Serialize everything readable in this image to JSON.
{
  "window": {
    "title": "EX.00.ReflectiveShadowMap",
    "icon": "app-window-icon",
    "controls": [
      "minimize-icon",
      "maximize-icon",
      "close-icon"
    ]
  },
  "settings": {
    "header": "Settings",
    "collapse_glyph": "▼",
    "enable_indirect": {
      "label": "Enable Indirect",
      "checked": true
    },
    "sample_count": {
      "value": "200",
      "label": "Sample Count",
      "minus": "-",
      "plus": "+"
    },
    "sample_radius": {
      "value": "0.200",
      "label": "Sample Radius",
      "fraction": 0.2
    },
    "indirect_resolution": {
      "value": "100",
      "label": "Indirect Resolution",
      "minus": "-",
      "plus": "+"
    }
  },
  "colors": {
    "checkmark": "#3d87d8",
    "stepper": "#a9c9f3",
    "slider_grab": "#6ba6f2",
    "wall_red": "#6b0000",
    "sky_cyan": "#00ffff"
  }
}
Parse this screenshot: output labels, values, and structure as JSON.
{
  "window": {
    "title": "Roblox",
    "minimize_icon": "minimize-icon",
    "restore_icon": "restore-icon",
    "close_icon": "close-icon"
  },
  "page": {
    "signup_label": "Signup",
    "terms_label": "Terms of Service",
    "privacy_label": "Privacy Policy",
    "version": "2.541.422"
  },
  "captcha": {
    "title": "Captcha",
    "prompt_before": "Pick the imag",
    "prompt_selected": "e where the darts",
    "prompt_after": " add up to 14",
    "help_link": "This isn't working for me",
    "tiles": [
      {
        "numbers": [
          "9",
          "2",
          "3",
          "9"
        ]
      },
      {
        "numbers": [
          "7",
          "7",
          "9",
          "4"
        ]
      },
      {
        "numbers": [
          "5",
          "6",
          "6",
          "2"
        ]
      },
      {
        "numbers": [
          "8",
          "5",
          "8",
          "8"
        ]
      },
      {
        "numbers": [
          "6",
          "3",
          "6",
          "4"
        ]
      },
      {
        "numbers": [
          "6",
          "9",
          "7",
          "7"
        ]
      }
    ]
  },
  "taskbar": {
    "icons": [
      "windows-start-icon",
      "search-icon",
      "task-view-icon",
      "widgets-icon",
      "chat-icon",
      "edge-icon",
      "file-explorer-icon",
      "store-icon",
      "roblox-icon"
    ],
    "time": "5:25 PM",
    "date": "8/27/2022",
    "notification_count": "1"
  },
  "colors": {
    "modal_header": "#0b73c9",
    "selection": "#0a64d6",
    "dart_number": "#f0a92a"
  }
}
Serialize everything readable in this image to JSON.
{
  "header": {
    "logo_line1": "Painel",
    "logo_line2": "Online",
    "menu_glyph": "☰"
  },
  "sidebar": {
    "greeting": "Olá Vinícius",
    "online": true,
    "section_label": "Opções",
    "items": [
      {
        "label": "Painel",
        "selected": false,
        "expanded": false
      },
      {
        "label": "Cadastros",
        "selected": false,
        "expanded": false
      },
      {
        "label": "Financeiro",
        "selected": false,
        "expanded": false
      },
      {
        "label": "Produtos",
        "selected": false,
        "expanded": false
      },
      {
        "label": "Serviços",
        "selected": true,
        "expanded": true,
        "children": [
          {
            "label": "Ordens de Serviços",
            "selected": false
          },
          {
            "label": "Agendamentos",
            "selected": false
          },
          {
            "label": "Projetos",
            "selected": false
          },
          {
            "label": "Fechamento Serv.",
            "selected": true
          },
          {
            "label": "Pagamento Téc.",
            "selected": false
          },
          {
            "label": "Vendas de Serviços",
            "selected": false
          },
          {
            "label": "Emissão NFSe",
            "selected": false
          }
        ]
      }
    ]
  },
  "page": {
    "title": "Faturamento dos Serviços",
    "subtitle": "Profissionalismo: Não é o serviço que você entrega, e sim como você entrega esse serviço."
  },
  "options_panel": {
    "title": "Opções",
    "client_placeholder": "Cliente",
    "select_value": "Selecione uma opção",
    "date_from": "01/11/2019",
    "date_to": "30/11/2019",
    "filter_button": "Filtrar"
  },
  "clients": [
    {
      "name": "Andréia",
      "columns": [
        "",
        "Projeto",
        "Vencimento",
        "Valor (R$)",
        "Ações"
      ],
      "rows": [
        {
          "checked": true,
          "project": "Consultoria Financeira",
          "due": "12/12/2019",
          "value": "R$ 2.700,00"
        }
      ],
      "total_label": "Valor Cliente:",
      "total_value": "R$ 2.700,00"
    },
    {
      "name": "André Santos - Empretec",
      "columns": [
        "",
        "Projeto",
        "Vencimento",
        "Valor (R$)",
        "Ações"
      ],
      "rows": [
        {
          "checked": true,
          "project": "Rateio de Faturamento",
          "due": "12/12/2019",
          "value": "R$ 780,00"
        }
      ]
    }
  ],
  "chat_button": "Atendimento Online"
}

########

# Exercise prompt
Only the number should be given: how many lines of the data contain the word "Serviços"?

# Finished task
4